He has designed sets or costumes for hundreds of theater, opera and dance productions, including Broadway’s “Burn This” with Adam Driver and Keri Russell, “Six Degrees of Separation” with Allison Janney, “Sunday in the Park With George” with Jake Gyllenhaal and “The Elephant Man” with Bradley Cooper.
It was Ramos’ idea to dress Oscar-winner Lupita Nyong’o in a filthy “Rugrats” T-shirt for Danai Gurira’s powerful play “Eclipsed.” Nyong’o was playing a teen who had been abducted and enslaved in a rebel compound during a bloody civil war in Africa.

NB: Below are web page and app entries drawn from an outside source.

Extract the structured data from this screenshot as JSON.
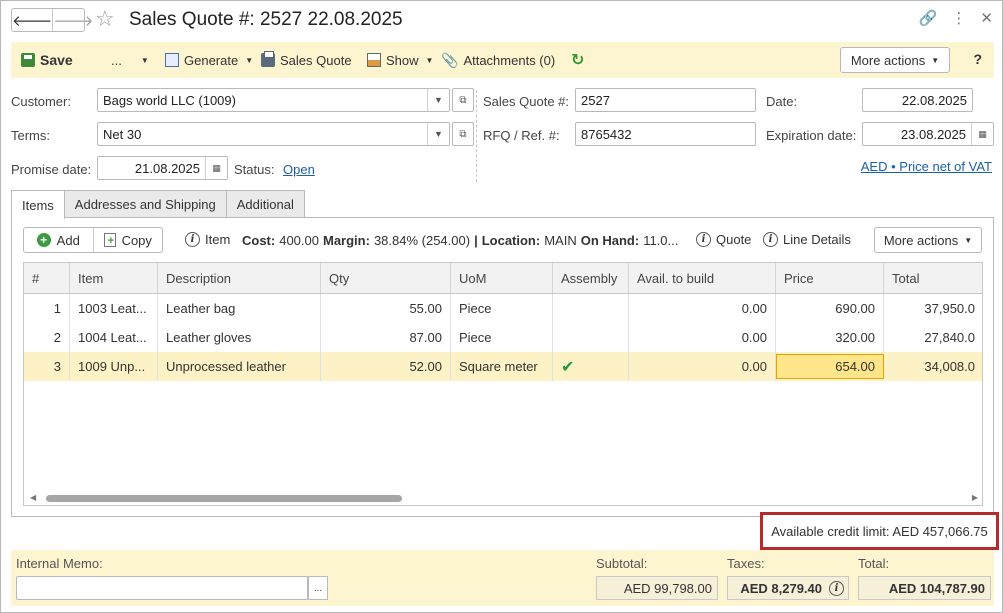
{
  "header": {
    "title": "Sales Quote #: 2527 22.08.2025"
  },
  "toolbar": {
    "save": "Save",
    "dots": "...",
    "generate": "Generate",
    "sales_quote": "Sales Quote",
    "show": "Show",
    "attachments": "Attachments (0)",
    "more_actions": "More actions",
    "help": "?"
  },
  "form": {
    "customer_label": "Customer:",
    "customer_value": "Bags world LLC (1009)",
    "terms_label": "Terms:",
    "terms_value": "Net 30",
    "promise_label": "Promise date:",
    "promise_value": "21.08.2025",
    "status_label": "Status:",
    "status_value": "Open",
    "quote_no_label": "Sales Quote #:",
    "quote_no_value": "2527",
    "rfq_label": "RFQ / Ref. #:",
    "rfq_value": "8765432",
    "date_label": "Date:",
    "date_value": "22.08.2025",
    "exp_label": "Expiration date:",
    "exp_value": "23.08.2025",
    "currency_link": "AED • Price net of VAT"
  },
  "tabs": [
    {
      "label": "Items"
    },
    {
      "label": "Addresses and Shipping"
    },
    {
      "label": "Additional"
    }
  ],
  "items_toolbar": {
    "add": "Add",
    "copy": "Copy",
    "item_info": "Item",
    "cost_label": "Cost:",
    "cost_value": "400.00",
    "margin_label": "Margin:",
    "margin_value": "38.84% (254.00)",
    "location_label": "Location:",
    "location_value": "MAIN",
    "onhand_label": "On Hand:",
    "onhand_value": "11.0...",
    "quote": "Quote",
    "line_details": "Line Details",
    "more_actions": "More actions"
  },
  "grid": {
    "columns": [
      "#",
      "Item",
      "Description",
      "Qty",
      "UoM",
      "Assembly",
      "Avail. to build",
      "Price",
      "Total"
    ],
    "rows": [
      {
        "num": "1",
        "item": "1003 Leat...",
        "description": "Leather bag",
        "qty": "55.00",
        "uom": "Piece",
        "assembly": "",
        "avail": "0.00",
        "price": "690.00",
        "total": "37,950.0"
      },
      {
        "num": "2",
        "item": "1004 Leat...",
        "description": "Leather gloves",
        "qty": "87.00",
        "uom": "Piece",
        "assembly": "",
        "avail": "0.00",
        "price": "320.00",
        "total": "27,840.0"
      },
      {
        "num": "3",
        "item": "1009 Unp...",
        "description": "Unprocessed leather",
        "qty": "52.00",
        "uom": "Square meter",
        "assembly": "✔",
        "avail": "0.00",
        "price": "654.00",
        "total": "34,008.0"
      }
    ]
  },
  "credit": {
    "text": "Available credit limit: AED 457,066.75"
  },
  "footer": {
    "memo_label": "Internal Memo:",
    "memo_value": "",
    "memo_btn": "...",
    "subtotal_label": "Subtotal:",
    "subtotal_value": "AED 99,798.00",
    "taxes_label": "Taxes:",
    "taxes_value": "AED 8,279.40",
    "total_label": "Total:",
    "total_value": "AED 104,787.90"
  },
  "colors": {
    "accent_bg": "#fcf5cf",
    "link": "#1c5fa8",
    "highlight_border": "#b52a2a"
  }
}
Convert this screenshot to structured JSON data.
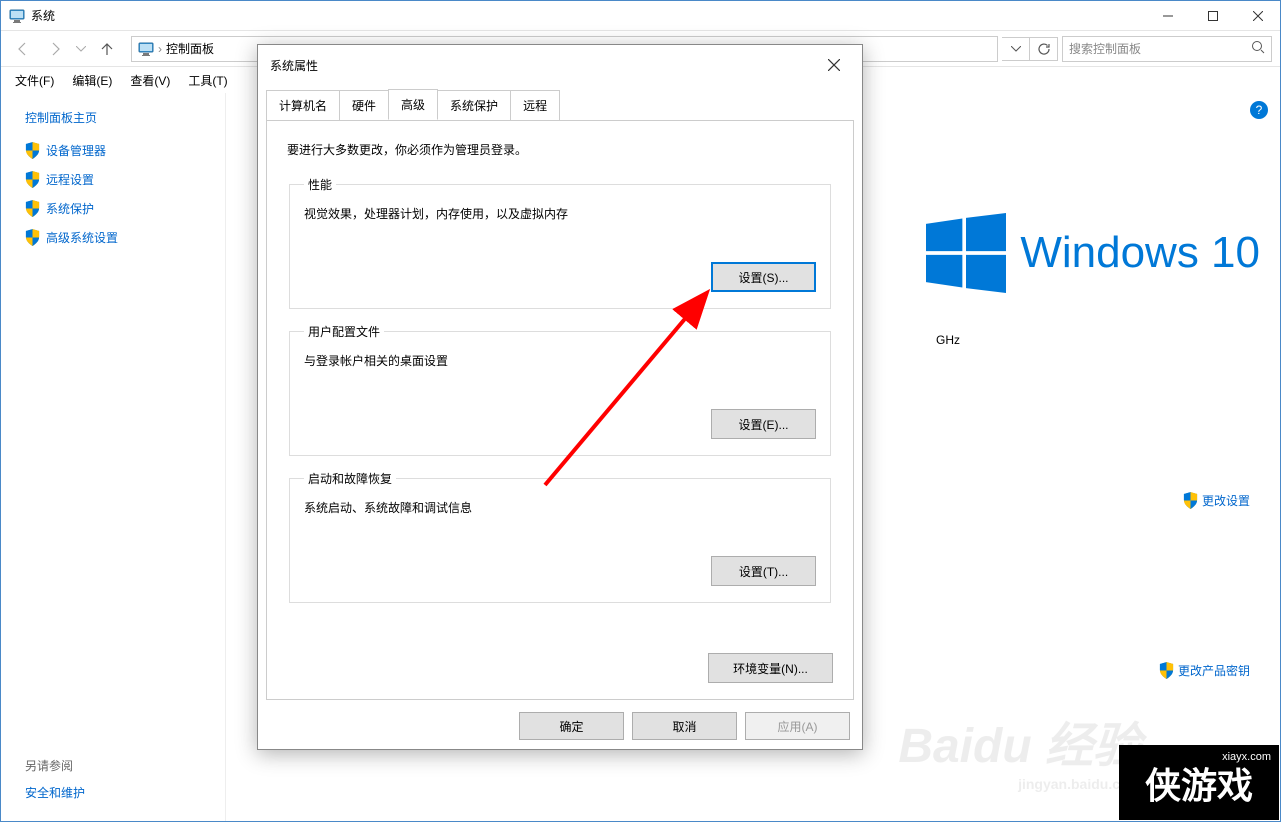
{
  "window": {
    "title": "系统",
    "breadcrumb": "控制面板",
    "search_placeholder": "搜索控制面板"
  },
  "menubar": {
    "file": "文件(F)",
    "edit": "编辑(E)",
    "view": "查看(V)",
    "tools": "工具(T)"
  },
  "sidebar": {
    "head": "控制面板主页",
    "items": [
      {
        "label": "设备管理器"
      },
      {
        "label": "远程设置"
      },
      {
        "label": "系统保护"
      },
      {
        "label": "高级系统设置"
      }
    ],
    "footer_label": "另请参阅",
    "footer_link": "安全和维护"
  },
  "main": {
    "os_name": "Windows 10",
    "ghz": "GHz",
    "change_settings": "更改设置",
    "change_key": "更改产品密钥"
  },
  "dialog": {
    "title": "系统属性",
    "tabs": {
      "computer_name": "计算机名",
      "hardware": "硬件",
      "advanced": "高级",
      "system_protection": "系统保护",
      "remote": "远程"
    },
    "intro": "要进行大多数更改，你必须作为管理员登录。",
    "performance": {
      "legend": "性能",
      "desc": "视觉效果，处理器计划，内存使用，以及虚拟内存",
      "button": "设置(S)..."
    },
    "user_profiles": {
      "legend": "用户配置文件",
      "desc": "与登录帐户相关的桌面设置",
      "button": "设置(E)..."
    },
    "startup": {
      "legend": "启动和故障恢复",
      "desc": "系统启动、系统故障和调试信息",
      "button": "设置(T)..."
    },
    "env_button": "环境变量(N)...",
    "ok": "确定",
    "cancel": "取消",
    "apply": "应用(A)"
  },
  "watermark": {
    "baidu": "Baidu 经验",
    "baidu_sub": "jingyan.baidu.com",
    "xia": "侠游戏",
    "xia_url": "xiayx.com"
  }
}
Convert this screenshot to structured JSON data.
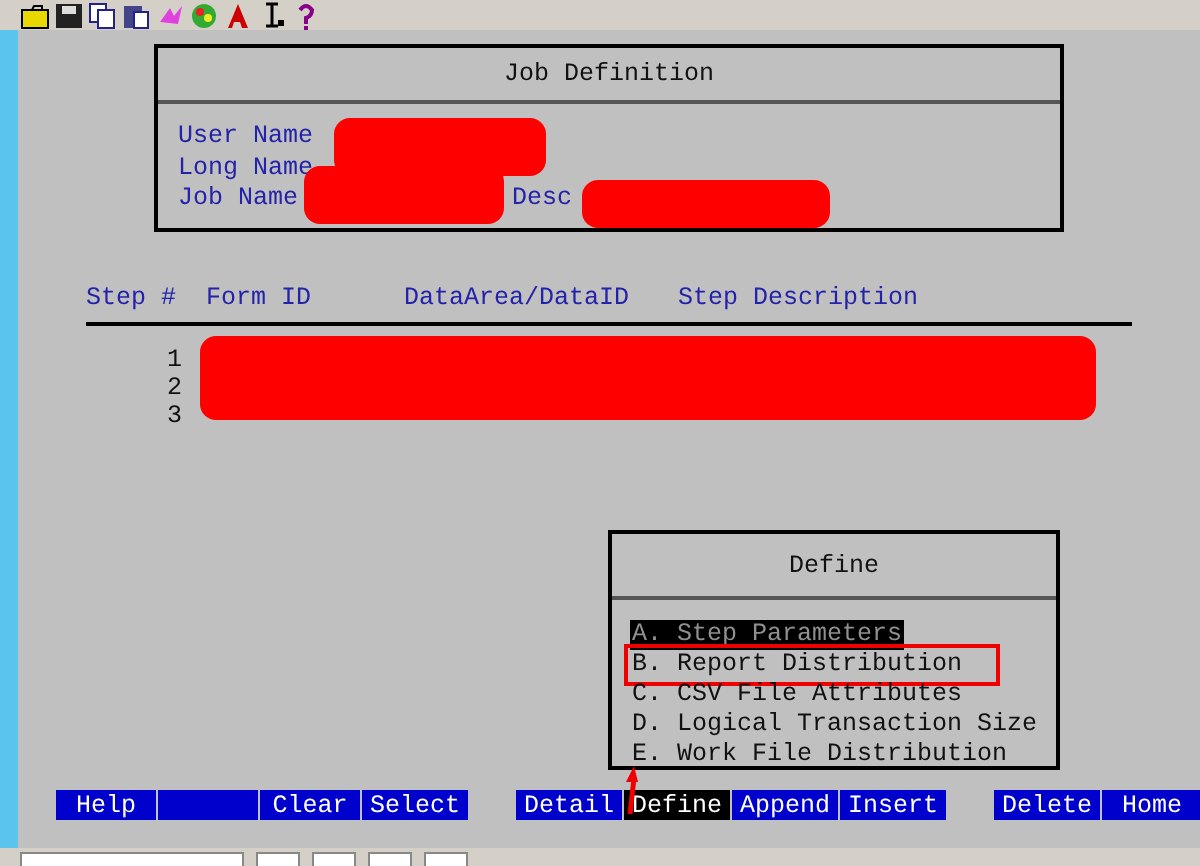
{
  "job_definition": {
    "title": "Job Definition",
    "fields": [
      {
        "label": "User Name"
      },
      {
        "label": "Long Name"
      },
      {
        "label": "Job Name"
      }
    ],
    "desc_label": "Desc"
  },
  "steps": {
    "columns": [
      "Step #",
      "Form ID",
      "DataArea/DataID",
      "Step Description"
    ],
    "rows": [
      {
        "step": "1"
      },
      {
        "step": "2"
      },
      {
        "step": "3"
      }
    ]
  },
  "define_menu": {
    "title": "Define",
    "items": [
      {
        "label": "A. Step Parameters",
        "selected": true,
        "annotated": false
      },
      {
        "label": "B. Report Distribution",
        "selected": false,
        "annotated": true
      },
      {
        "label": "C. CSV File Attributes",
        "selected": false,
        "annotated": false
      },
      {
        "label": "D. Logical Transaction Size",
        "selected": false,
        "annotated": false
      },
      {
        "label": "E. Work File Distribution",
        "selected": false,
        "annotated": false
      }
    ]
  },
  "function_key_groups": [
    [
      {
        "kind": "key",
        "label": "Help",
        "selected": false
      },
      {
        "kind": "blank",
        "selected": false
      },
      {
        "kind": "key",
        "label": "Clear",
        "selected": false
      },
      {
        "kind": "key",
        "label": "Select",
        "selected": false
      }
    ],
    [
      {
        "kind": "key",
        "label": "Detail",
        "selected": false
      },
      {
        "kind": "key",
        "label": "Define",
        "selected": true
      },
      {
        "kind": "key",
        "label": "Append",
        "selected": false
      },
      {
        "kind": "key",
        "label": "Insert",
        "selected": false
      }
    ],
    [
      {
        "kind": "key",
        "label": "Delete",
        "selected": false
      },
      {
        "kind": "key",
        "label": "Home",
        "selected": false
      }
    ]
  ]
}
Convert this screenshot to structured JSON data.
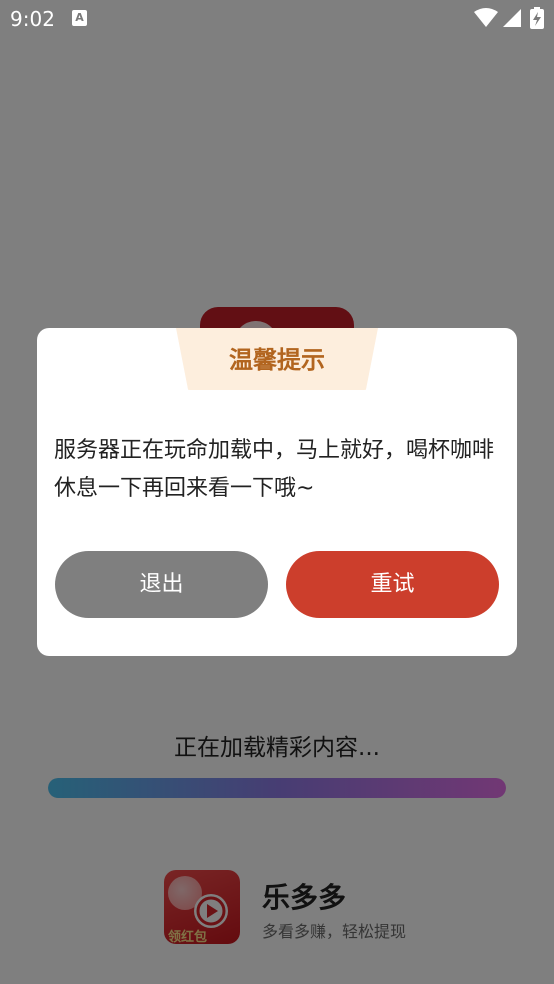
{
  "status_bar": {
    "time": "9:02",
    "notification_icon": "A"
  },
  "dialog": {
    "title": "温馨提示",
    "message": "服务器正在玩命加载中，马上就好，喝杯咖啡休息一下再回来看一下哦~",
    "exit_label": "退出",
    "retry_label": "重试",
    "title_color": "#b2651f",
    "exit_color": "#7f7f7f",
    "retry_color": "#cc3e2c"
  },
  "loading": {
    "text": "正在加载精彩内容...",
    "progress_percent": 100,
    "gradient_colors": [
      "#4dc2f0",
      "#8e7be6",
      "#e46fe8"
    ]
  },
  "app": {
    "name": "乐多多",
    "slogan": "多看多赚，轻松提现",
    "logo_label": "领红包",
    "brand_color": "#c8161e"
  }
}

“How are Broadway audiences ever going to identify with this person?” Ramos asked himself. His answer was a discarded T-shirt from America featuring an animated children’s TV series.
It instantly connected the girl with the audience — and yet with heartbreak, recognizing a discarded soul. “It gave me an opportunity to be poetic about the destruction of innocence,” Ramos says. He won a Tony for it, becoming the first person of color to win in the costume category.
Ramos faced a similar dilemma with “Slave Play,” Jeremy O. Harris’ bracing work about an antebellum fantasy therapy workshop that explores the legacy of slavery in sexual dynamics. Ramos wanted the audience to be uncomfortable voyeurs.
“How can I make it so that a white person or a Black person or any other within that spectrum feels a level of discomfort?” he asked. “It occurred to me that if I just did a whole bank of mirrors, I could literally surround the actors with the audience.”
The effect was enhanced by the fundamental fact of who usually pays for tickets on the Great White Way. “This being a Broadway theater, the faces that are going to be reflected are going to be mostly white,” he said.
While theaters may be shuttered, Ramos’ work will be seen in “Respect,” the upcoming biopic of Aretha Franklin starring Jennifer Hudson. He was tasked with crafting 80 costumes for The Queen of Soul and had to dress 1,000 people to recreate a 1968 Madison Square concert.
His love of theater traces back to his childhood in the Philippines, where he experienced street theater in rallies against the Marcos regime. “I saw the power that it could do. I still remember very vividly,” he says.
He likes working collaboratively, with everyone in different jobs offering their visions and ideas. When he’s hired, everyone gets his input.
“Part of what I’ve learned is that there are just things that I cannot possibly see. And then there are things that I see that other people don’t,” he says. “So, for me, it’s been sort of a spiritual journey learning that.”
Ramos has long been an activist for an equitable landscape in theater and film for Black, indigenous and people of color. During the pandemic, he helped found Design Action, a coalition advocating for change.
In the 2018-2019 theatrical season, 91% of Broadway design slots were filled with white designers. Ramos hopes Broadway gets to the point when half of all designers are non-white.
“It is the right thing to do, but it actually will make the theater better,” he says. “We really need to do a lot of things off stage. And that, to me, is where I am and I want to put my focus.”
Mark Kennedy is at http://twitter.com/KennedyTwits